[Records from a dataset]
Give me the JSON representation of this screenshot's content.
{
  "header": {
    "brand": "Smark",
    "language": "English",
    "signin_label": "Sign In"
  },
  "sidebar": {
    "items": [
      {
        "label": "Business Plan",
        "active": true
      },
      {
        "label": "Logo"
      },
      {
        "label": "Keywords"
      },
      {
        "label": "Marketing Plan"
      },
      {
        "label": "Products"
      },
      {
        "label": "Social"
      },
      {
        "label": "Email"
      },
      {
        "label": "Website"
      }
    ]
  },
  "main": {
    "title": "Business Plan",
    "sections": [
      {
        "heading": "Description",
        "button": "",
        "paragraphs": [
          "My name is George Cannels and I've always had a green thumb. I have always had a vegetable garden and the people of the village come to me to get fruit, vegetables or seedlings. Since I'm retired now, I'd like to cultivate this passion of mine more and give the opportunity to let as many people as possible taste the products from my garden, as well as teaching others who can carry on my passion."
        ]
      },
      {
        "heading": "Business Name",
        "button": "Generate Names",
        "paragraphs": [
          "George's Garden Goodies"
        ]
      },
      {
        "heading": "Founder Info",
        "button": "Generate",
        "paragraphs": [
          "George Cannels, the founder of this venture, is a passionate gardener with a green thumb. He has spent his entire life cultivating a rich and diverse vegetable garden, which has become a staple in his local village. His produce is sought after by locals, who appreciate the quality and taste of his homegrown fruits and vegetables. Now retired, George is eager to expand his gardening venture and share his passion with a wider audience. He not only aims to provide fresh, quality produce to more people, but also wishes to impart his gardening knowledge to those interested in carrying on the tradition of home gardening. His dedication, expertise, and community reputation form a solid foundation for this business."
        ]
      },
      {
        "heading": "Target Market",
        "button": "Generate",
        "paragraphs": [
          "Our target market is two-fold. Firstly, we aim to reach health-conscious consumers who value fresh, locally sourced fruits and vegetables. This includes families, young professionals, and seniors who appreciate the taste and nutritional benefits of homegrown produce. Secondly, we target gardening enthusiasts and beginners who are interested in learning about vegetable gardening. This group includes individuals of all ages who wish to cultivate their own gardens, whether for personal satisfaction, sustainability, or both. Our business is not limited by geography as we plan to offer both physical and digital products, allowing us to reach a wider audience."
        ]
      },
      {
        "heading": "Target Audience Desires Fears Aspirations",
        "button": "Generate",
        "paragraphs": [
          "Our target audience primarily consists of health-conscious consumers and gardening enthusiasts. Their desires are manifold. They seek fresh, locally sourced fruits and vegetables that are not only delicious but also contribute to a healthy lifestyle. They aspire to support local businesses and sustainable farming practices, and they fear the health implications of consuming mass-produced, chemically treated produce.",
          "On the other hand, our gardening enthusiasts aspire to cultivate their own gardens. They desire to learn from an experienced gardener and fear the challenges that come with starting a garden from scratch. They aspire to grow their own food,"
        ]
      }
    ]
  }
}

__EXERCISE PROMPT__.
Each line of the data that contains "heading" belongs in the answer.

__SOLVED EXERCISE__.
        "heading": "Description",
        "heading": "Business Name",
        "heading": "Founder Info",
        "heading": "Target Market",
        "heading": "Target Audience Desires Fears Aspirations",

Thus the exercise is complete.